Requirement:
Where the records below have a line with "tmpl", that line is to be copied.

Dataset extract:
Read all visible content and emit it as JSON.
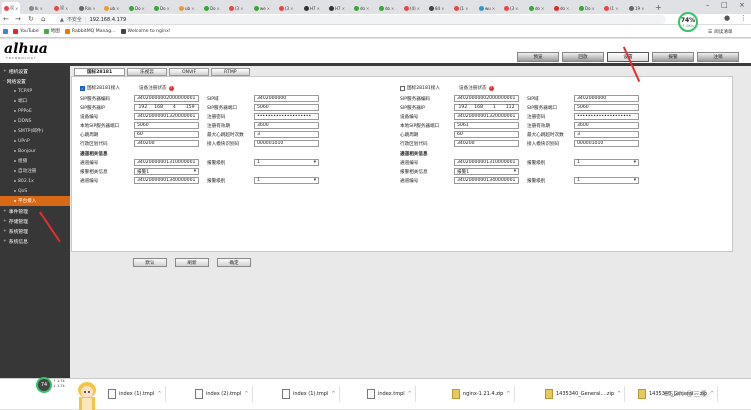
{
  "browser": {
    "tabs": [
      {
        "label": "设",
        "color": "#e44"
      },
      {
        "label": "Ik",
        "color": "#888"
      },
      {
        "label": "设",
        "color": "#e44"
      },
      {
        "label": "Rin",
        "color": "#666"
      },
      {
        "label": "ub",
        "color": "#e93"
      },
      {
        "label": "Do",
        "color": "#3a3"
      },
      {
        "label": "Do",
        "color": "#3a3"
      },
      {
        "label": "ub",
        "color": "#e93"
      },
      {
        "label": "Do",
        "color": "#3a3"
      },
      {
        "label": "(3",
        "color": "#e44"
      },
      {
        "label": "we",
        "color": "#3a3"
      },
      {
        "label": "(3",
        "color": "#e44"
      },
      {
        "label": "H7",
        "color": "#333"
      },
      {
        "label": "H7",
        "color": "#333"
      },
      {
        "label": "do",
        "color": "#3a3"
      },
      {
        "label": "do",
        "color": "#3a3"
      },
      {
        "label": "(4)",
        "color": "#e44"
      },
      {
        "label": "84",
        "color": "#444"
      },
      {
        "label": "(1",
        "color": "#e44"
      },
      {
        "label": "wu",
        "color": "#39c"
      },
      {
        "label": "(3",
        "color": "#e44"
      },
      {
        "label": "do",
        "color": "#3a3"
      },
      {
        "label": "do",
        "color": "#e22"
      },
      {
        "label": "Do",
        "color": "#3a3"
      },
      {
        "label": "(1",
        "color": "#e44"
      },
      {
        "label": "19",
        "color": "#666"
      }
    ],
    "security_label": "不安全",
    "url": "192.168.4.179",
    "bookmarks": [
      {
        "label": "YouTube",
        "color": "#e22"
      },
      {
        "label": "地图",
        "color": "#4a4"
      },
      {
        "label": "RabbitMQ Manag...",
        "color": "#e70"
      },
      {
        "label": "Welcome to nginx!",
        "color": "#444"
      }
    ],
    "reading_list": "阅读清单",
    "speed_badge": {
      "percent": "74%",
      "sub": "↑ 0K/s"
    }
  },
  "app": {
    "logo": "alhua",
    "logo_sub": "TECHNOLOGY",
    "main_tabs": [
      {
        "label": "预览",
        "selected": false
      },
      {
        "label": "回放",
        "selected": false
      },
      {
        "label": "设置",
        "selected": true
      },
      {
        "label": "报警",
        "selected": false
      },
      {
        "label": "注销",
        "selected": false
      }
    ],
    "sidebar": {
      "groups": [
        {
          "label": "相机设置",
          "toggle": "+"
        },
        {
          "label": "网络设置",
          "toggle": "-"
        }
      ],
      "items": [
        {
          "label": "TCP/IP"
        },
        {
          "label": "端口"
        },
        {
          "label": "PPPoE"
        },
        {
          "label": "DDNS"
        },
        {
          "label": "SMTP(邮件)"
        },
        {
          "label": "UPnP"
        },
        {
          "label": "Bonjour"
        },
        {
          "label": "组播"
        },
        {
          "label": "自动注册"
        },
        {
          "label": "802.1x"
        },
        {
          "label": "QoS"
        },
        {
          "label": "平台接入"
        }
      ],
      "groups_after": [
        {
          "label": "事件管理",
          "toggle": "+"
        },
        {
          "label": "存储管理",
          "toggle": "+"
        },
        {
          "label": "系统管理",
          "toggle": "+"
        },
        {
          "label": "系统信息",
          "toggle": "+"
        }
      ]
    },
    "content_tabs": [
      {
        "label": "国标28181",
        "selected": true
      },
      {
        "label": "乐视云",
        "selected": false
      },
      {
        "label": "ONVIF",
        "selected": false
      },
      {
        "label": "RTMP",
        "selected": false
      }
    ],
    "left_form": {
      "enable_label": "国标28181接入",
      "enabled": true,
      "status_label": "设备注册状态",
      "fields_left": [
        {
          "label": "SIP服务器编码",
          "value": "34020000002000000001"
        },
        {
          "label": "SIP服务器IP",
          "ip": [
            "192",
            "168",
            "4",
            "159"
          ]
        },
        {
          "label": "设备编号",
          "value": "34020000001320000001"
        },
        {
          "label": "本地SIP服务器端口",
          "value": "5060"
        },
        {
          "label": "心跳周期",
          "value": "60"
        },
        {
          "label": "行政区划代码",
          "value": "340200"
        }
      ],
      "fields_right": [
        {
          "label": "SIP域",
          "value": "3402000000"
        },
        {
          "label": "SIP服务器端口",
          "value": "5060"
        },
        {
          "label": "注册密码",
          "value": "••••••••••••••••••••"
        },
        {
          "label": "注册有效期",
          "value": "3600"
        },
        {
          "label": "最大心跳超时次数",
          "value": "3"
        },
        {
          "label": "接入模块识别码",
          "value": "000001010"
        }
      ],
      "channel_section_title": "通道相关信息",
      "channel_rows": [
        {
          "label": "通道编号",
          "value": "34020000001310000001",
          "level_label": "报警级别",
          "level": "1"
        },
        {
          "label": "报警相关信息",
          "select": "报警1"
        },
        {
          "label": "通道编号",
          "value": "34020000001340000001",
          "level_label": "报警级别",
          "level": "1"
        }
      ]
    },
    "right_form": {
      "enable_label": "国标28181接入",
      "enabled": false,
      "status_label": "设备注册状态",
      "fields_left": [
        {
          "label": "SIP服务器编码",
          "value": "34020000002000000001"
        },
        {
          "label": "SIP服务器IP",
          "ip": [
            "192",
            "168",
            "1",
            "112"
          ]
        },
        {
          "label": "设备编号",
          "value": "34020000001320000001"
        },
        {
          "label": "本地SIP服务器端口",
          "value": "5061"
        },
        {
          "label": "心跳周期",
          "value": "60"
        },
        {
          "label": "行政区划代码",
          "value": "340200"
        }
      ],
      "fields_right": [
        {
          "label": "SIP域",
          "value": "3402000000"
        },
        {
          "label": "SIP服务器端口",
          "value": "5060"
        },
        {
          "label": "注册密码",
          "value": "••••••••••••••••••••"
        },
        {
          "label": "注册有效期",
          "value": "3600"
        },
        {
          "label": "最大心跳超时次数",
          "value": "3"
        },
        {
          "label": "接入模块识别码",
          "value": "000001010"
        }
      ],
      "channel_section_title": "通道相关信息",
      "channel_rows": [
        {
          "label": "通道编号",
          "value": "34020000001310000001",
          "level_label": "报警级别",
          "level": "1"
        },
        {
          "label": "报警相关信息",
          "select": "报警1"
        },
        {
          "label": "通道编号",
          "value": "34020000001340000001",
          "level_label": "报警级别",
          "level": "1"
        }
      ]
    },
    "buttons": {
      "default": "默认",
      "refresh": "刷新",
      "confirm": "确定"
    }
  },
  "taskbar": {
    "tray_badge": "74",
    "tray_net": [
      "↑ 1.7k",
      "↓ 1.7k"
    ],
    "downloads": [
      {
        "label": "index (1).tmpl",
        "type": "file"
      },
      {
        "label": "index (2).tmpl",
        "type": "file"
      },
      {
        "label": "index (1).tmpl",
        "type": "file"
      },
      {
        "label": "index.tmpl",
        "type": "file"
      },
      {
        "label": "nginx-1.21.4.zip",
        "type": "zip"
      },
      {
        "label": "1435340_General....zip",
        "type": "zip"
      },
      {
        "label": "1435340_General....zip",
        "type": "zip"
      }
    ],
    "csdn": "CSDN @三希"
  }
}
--
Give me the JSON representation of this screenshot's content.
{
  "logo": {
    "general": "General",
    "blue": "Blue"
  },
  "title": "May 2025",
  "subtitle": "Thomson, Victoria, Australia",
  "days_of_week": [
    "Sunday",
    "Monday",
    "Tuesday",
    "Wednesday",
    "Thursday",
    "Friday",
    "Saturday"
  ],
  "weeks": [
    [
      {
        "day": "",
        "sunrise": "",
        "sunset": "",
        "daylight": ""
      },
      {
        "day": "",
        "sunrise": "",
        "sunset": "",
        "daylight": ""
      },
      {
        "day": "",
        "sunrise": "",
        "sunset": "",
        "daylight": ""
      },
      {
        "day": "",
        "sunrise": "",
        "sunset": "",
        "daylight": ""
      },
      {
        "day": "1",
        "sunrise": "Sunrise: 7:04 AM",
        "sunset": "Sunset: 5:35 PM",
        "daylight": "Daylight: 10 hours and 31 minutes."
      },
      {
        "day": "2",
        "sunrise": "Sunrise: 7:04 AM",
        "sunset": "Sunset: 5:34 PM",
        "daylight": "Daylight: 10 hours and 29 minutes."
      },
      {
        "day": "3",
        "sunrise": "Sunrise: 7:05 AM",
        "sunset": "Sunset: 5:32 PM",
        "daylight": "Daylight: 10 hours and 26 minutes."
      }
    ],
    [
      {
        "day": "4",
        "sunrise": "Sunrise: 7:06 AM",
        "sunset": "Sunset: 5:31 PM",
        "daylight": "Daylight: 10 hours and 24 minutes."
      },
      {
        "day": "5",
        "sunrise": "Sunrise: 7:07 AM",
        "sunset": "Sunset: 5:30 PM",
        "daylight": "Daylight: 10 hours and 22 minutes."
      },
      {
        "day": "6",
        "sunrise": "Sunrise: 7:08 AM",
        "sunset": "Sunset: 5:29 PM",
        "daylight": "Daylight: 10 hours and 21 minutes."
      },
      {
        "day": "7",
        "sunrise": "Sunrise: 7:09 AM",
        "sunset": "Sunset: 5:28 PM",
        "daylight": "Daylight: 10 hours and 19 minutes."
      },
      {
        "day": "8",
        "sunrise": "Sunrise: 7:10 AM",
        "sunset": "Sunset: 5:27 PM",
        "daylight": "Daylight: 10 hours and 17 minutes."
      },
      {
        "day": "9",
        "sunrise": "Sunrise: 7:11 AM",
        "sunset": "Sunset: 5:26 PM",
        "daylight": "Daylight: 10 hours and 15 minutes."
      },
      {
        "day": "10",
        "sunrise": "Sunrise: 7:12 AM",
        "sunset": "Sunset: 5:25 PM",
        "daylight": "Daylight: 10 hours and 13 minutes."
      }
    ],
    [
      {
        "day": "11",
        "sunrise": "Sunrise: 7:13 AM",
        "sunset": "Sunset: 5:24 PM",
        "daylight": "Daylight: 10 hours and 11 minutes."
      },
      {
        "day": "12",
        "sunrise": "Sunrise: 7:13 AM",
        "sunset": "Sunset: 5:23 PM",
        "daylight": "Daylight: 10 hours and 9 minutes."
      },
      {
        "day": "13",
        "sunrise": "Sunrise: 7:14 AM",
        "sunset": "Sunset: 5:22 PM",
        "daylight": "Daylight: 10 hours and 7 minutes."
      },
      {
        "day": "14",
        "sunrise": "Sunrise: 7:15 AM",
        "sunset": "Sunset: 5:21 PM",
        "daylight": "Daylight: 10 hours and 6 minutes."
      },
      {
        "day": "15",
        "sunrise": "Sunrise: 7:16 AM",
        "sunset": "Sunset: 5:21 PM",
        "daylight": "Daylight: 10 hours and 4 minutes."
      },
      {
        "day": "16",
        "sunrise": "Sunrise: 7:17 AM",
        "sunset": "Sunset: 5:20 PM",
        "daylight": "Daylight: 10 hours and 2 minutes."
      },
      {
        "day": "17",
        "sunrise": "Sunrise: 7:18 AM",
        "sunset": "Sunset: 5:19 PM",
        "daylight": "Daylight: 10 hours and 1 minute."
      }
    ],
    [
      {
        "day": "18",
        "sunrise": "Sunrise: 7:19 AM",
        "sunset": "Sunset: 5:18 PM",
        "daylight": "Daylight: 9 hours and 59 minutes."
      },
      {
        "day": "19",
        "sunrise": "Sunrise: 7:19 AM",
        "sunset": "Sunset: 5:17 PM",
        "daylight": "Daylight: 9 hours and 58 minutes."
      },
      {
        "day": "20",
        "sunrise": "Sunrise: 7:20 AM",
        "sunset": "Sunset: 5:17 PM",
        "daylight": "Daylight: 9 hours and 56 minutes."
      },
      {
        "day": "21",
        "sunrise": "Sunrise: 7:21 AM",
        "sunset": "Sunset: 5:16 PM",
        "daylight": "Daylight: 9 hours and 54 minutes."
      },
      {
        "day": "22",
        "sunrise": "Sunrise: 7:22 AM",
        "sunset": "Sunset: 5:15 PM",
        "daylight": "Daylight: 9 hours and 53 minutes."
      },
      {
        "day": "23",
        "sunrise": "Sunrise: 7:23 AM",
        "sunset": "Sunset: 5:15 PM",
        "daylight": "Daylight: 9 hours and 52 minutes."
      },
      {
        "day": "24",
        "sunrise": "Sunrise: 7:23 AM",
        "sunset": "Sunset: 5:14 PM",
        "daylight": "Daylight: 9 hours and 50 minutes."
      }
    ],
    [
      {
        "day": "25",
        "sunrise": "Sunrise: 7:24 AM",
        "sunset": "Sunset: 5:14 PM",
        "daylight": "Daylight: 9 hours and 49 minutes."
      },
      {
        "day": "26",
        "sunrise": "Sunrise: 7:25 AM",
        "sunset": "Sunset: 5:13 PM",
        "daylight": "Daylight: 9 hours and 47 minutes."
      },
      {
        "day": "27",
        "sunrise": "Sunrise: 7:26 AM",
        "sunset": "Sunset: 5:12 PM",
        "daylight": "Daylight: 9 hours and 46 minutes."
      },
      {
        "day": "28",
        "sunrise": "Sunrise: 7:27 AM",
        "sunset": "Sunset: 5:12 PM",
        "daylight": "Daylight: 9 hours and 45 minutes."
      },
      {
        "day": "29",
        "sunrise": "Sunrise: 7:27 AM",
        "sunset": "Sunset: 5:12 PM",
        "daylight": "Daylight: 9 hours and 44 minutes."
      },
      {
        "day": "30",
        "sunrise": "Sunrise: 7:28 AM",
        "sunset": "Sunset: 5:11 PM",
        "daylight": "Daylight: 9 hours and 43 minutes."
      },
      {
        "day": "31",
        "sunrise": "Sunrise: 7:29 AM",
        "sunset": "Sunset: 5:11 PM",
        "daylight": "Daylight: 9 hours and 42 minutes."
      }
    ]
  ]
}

Task response:
        "label": "index (1).tmpl",
        "label": "index (2).tmpl",
        "label": "index (1).tmpl",
        "label": "index.tmpl",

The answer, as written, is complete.